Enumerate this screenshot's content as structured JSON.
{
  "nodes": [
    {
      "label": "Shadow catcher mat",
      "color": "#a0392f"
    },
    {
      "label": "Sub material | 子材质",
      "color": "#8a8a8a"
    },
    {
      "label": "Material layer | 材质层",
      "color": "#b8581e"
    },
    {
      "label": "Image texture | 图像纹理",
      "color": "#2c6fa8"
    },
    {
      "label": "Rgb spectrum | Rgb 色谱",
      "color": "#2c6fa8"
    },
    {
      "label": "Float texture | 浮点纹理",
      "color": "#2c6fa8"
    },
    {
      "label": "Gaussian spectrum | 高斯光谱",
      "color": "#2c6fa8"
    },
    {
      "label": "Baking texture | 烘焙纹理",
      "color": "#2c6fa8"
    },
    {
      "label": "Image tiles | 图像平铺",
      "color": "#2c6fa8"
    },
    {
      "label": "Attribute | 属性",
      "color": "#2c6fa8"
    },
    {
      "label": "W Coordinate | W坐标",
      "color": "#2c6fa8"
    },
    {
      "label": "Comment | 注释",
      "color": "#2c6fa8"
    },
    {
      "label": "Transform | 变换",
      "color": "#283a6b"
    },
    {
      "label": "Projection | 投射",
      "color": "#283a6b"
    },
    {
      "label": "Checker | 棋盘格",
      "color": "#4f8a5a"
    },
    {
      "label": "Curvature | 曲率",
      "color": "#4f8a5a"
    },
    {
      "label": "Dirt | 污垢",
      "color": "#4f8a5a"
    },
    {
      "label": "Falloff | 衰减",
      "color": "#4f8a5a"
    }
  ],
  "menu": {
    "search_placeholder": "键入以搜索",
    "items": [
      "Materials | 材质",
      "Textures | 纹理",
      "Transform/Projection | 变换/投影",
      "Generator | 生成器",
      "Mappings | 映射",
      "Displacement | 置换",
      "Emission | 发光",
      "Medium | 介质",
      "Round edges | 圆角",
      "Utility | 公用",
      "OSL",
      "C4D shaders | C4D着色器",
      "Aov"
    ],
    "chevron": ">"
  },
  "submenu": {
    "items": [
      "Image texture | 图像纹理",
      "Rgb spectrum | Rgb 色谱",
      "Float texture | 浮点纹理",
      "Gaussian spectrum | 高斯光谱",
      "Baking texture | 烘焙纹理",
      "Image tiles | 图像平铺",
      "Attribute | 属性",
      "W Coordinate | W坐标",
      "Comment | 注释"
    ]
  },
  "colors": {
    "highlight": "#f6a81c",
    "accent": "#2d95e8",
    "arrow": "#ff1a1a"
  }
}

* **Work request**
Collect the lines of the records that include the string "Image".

* **Task output**
      "label": "Image texture | 图像纹理",
      "label": "Image tiles | 图像平铺",
      "Image texture | 图像纹理",
      "Image tiles | 图像平铺",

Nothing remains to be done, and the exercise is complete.